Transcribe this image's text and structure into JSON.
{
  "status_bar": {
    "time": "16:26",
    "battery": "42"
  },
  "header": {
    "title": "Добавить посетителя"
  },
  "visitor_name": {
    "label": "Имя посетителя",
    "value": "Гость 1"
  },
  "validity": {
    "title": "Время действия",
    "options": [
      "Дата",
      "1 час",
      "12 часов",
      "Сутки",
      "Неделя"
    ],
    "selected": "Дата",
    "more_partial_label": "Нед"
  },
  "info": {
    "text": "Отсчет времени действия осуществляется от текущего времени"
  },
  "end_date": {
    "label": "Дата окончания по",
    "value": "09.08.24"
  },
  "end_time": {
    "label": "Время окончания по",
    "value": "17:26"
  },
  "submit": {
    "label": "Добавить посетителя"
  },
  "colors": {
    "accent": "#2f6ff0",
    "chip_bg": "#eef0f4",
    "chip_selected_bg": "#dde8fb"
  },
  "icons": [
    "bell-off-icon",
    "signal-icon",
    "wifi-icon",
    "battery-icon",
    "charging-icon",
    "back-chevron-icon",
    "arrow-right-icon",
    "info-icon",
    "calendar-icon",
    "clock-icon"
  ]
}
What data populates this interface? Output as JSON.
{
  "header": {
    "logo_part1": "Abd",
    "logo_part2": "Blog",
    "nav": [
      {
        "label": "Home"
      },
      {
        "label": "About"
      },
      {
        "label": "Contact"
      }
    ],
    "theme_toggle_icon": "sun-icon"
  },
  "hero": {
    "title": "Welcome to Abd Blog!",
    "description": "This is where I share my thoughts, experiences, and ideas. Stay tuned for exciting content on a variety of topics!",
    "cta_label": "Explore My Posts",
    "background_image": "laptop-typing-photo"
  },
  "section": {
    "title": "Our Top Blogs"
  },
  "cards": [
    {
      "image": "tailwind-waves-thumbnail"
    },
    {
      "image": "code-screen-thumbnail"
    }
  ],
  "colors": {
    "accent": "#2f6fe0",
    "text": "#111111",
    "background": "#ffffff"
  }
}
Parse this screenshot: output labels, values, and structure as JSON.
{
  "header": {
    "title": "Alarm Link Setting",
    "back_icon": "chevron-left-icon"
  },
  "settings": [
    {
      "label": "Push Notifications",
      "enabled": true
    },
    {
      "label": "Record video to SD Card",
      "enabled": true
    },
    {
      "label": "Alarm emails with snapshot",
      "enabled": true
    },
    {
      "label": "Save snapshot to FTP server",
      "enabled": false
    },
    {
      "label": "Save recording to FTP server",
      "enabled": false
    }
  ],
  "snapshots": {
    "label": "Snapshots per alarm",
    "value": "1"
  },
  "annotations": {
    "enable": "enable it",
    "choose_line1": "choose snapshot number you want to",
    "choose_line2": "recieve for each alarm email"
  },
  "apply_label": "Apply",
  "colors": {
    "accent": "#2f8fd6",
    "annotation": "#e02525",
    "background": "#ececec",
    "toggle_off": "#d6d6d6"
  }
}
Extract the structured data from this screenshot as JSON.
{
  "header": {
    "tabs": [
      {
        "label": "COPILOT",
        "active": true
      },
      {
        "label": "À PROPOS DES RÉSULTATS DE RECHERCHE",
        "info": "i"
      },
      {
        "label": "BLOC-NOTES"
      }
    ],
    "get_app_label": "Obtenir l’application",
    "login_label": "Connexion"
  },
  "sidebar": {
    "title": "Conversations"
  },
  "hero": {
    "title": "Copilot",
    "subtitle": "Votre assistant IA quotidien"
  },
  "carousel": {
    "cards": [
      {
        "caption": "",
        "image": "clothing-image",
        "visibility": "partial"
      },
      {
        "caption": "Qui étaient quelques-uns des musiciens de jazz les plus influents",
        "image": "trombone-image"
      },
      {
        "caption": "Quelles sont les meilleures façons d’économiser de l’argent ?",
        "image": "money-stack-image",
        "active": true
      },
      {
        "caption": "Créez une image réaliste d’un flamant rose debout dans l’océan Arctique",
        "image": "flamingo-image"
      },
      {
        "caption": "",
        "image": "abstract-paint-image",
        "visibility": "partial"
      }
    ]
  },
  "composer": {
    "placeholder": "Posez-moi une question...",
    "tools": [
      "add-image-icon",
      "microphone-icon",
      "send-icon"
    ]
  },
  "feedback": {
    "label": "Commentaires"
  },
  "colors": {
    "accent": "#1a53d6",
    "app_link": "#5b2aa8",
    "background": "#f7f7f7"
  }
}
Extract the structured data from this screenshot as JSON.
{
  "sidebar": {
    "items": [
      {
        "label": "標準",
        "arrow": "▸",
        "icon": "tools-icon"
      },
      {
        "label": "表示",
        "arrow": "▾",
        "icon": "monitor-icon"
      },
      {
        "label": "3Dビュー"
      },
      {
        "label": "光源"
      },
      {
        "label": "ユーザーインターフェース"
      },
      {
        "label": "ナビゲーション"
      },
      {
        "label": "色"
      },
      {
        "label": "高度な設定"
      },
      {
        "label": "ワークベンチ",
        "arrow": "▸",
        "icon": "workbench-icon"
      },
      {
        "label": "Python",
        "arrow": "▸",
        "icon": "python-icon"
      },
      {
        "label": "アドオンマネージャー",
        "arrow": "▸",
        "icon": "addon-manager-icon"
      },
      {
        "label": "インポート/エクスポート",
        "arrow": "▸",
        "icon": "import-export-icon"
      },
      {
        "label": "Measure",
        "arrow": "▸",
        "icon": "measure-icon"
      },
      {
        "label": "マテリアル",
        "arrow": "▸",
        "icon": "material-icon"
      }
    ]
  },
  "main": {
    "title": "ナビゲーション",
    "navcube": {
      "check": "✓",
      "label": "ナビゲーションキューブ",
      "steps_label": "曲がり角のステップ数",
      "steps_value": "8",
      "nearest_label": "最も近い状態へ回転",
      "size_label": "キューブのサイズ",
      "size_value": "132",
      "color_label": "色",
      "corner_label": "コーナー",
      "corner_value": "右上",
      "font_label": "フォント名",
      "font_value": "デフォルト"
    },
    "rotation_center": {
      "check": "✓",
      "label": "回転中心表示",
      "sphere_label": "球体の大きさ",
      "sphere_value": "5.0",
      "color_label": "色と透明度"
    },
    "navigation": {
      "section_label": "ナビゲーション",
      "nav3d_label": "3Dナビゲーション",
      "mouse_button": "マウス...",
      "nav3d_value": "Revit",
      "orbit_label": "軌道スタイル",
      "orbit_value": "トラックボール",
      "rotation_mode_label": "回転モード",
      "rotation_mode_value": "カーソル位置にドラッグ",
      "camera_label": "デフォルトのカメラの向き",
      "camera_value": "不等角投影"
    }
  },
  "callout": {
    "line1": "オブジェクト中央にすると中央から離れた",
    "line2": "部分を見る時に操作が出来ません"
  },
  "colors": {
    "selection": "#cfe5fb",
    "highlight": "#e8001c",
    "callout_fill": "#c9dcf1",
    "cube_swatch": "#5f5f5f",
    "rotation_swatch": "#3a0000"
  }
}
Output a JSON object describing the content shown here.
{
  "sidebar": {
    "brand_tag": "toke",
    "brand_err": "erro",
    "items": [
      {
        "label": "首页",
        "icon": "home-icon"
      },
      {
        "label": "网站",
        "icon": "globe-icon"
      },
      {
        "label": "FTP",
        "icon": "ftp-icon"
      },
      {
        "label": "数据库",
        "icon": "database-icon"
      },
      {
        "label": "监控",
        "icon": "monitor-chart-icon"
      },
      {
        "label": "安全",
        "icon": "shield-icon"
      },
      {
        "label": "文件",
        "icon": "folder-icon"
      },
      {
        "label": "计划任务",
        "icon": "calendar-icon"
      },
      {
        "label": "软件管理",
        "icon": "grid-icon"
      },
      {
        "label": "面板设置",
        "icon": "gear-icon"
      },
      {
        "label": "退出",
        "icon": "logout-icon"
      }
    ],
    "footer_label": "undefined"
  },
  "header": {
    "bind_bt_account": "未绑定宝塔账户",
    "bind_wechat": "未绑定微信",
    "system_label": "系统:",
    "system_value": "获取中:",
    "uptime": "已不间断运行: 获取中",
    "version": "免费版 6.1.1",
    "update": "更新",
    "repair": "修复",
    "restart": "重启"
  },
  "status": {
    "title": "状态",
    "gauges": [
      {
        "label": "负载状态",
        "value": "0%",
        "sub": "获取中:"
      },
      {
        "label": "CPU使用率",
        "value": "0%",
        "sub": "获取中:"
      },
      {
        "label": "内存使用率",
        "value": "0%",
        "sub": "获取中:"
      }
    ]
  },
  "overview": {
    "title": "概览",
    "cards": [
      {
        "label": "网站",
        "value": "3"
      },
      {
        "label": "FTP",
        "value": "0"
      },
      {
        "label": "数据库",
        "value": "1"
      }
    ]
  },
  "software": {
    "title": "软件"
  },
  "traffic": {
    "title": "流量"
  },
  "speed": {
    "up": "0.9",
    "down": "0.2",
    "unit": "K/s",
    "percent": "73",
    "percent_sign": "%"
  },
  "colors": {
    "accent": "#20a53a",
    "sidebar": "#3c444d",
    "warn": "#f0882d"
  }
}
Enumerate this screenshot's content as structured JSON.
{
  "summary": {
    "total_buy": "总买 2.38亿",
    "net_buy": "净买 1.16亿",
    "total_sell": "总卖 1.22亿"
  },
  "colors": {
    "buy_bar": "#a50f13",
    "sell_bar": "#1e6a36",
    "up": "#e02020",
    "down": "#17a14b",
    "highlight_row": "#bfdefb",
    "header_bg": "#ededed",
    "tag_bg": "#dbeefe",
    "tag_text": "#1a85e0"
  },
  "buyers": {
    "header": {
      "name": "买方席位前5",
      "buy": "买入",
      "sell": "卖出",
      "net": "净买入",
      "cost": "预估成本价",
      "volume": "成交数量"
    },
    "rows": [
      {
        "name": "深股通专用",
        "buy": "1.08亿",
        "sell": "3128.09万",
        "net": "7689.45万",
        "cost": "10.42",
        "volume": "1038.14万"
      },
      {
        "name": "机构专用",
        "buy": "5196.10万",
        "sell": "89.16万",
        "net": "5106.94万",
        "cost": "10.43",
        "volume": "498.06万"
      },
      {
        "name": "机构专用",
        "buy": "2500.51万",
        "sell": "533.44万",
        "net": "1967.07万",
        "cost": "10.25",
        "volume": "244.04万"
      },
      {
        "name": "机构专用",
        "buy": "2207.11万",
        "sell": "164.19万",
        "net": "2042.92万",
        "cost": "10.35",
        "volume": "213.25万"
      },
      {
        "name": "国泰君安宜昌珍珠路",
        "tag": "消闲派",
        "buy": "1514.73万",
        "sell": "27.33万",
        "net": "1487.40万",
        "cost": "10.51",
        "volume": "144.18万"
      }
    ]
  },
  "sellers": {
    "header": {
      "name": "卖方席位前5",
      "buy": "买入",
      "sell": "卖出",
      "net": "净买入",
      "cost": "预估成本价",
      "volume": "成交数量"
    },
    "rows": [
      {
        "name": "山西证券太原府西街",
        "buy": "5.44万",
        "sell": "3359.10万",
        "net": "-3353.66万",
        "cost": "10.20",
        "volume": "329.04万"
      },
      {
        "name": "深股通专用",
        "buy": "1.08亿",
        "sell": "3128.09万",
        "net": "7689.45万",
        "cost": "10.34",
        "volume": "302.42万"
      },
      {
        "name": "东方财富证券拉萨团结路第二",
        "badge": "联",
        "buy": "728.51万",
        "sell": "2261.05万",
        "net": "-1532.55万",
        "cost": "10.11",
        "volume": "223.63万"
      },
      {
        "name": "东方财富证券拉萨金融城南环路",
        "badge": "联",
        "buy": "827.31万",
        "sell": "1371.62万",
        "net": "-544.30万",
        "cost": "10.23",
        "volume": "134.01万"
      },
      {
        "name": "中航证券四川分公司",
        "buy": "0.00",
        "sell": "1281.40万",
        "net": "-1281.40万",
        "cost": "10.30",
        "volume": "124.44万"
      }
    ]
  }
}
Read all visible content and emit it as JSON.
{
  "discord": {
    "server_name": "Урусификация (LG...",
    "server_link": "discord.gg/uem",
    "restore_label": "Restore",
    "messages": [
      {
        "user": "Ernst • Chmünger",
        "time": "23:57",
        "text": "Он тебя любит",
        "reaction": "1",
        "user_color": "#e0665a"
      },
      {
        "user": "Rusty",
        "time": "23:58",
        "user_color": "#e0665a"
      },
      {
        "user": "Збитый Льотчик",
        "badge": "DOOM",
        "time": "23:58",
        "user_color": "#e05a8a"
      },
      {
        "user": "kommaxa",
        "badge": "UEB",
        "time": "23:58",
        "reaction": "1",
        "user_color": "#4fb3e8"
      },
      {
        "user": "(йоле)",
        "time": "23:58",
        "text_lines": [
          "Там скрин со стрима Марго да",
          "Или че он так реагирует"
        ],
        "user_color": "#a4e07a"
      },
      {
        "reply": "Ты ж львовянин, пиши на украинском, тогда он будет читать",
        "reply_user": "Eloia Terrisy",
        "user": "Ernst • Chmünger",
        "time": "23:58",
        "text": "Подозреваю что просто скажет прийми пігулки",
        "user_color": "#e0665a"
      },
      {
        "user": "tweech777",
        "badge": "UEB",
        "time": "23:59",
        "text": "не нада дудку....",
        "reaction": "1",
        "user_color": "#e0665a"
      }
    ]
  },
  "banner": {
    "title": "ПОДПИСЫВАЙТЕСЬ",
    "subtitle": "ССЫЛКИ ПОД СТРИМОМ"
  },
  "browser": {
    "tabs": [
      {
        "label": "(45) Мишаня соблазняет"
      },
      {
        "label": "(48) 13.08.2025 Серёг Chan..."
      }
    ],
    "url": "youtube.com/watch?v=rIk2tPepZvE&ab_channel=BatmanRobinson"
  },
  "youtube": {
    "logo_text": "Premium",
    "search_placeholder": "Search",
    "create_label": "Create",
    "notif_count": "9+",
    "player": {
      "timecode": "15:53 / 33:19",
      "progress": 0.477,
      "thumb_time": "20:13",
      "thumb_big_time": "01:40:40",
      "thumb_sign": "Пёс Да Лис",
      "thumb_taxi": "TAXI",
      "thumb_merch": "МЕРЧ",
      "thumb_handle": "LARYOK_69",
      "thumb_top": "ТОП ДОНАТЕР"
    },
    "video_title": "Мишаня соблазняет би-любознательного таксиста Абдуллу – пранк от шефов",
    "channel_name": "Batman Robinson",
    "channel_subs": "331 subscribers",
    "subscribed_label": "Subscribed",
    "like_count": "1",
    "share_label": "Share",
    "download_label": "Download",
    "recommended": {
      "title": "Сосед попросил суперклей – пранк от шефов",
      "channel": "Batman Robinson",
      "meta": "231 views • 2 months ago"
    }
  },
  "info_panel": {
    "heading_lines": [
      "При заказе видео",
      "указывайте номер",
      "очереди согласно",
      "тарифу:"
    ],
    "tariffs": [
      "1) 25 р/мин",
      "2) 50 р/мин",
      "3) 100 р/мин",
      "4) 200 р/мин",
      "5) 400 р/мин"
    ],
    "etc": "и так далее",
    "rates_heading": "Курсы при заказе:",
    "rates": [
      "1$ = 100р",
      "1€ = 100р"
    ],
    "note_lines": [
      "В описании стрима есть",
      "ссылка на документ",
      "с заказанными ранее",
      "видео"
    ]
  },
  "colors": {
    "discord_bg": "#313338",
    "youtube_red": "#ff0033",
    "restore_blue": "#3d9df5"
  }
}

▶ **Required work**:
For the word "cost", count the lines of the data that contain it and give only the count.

▶ **Written solution**:
12